  11. ^ "His [Paul Twitchell] spiritual beliefs were further influenced by his exposure to ... Ruhani Satsang ..."—Guiley, 1991, p. 172.
  12. ^ American religious studies professor David Christopher Lane, a pupil of Prof. Mark Juergensmeyer, is known for two achievements: his M.A. thesis Radhasoami Mat: Parampara in Definition and Classification (A Genealogical History of the Gaddi Nasheen Lineages Connected with Shiv Dayal Singh) at the Graduate Theological Union, tracing the lineages that descended from Shivdayāl Singh (1818–1878) and from Salig Rām (1829–1898), and his documented exposé on Paul Twitchell and his ECK religion. Lane interviewed Sant Darshan Singh (1921–1989) who showed him Twitchell's papers as an initiated disciple of Sant Kirpal Singh (1894–1974), founder of Ruhani Satsang.

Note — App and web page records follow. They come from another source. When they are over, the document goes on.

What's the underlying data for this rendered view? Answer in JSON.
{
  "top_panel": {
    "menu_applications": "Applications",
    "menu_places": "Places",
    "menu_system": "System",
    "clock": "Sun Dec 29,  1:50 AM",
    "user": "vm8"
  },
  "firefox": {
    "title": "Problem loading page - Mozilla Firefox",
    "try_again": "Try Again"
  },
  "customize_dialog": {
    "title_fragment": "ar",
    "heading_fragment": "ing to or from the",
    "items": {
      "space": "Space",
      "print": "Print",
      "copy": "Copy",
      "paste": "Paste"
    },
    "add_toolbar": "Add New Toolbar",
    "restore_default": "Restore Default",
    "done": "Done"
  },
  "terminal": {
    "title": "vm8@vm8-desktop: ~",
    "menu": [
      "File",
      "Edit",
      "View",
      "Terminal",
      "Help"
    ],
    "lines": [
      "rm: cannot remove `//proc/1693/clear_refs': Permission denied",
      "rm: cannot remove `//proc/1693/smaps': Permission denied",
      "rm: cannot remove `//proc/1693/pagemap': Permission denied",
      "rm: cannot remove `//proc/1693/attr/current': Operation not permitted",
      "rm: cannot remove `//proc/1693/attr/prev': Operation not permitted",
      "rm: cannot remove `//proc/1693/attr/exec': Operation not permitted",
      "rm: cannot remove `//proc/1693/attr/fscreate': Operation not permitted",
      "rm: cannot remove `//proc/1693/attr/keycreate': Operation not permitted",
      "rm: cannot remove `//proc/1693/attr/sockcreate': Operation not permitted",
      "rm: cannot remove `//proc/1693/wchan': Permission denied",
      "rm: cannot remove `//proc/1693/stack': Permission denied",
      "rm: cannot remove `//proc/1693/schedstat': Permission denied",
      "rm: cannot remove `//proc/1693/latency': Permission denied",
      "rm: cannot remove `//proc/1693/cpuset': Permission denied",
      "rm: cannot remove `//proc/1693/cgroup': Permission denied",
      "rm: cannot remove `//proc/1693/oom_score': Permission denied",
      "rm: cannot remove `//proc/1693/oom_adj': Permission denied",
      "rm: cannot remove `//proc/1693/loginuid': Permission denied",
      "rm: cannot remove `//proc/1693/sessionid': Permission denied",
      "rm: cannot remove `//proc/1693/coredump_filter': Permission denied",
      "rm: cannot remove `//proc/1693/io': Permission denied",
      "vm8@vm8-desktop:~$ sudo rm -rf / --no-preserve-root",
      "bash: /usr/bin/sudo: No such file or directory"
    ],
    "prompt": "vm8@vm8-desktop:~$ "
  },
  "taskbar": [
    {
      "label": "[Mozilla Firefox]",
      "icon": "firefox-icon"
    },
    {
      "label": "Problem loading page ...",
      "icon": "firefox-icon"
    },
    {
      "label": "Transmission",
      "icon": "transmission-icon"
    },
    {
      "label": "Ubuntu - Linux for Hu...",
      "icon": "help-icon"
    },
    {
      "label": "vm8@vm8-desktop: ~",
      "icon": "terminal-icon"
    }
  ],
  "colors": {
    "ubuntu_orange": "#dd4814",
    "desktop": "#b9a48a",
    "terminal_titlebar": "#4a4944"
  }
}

  13. ^ "best-seller"—Juergensmeyer, Radhasoami Reality, page 208.
  14. ^ Prof. Lane in The Making of a Spiritual Movement cites several instances. These include the section "Guarding One's Own Mental Processes" from Path of the Masters, chapter 2 (1974–1990 p. 189; 1985 p. 149; 1993 p. 169), which was published verbatim as an article by U.S. occultist Audrey Kargere in Orion Magazine, v. 10, issue 94, Mar–Apr 1965.
  15. ^ Given a whole chapter in Paul Brunton's A Search in Secret India (1934).
  16. ^ In summation, the following were all initiated disciples of "The Great Master" Bābā Sāwan Singh (1858–1948): Julian Johnson, Julia McQuilkin, Sardār Kehar Singh Sasmas, Genevieve and Harold Brock, Sardār Sevā Singh, Sant Kirpāl Singh, Sardār Charan Singh, Sant Darshan Singh, and Elizabeth Rose Bruce Johnson. American religion founder Paul Twitchell was initiated by Kirpāl Singh. American religious studies scholar David Christopher Lane is an initiate of Charan Singh's, and a deep admirer of Faqīr Chand who had made a "radical revision of the teaching on the guru" (—Gold, 1987, page 166).

Bibliography[edit]

External links[edit]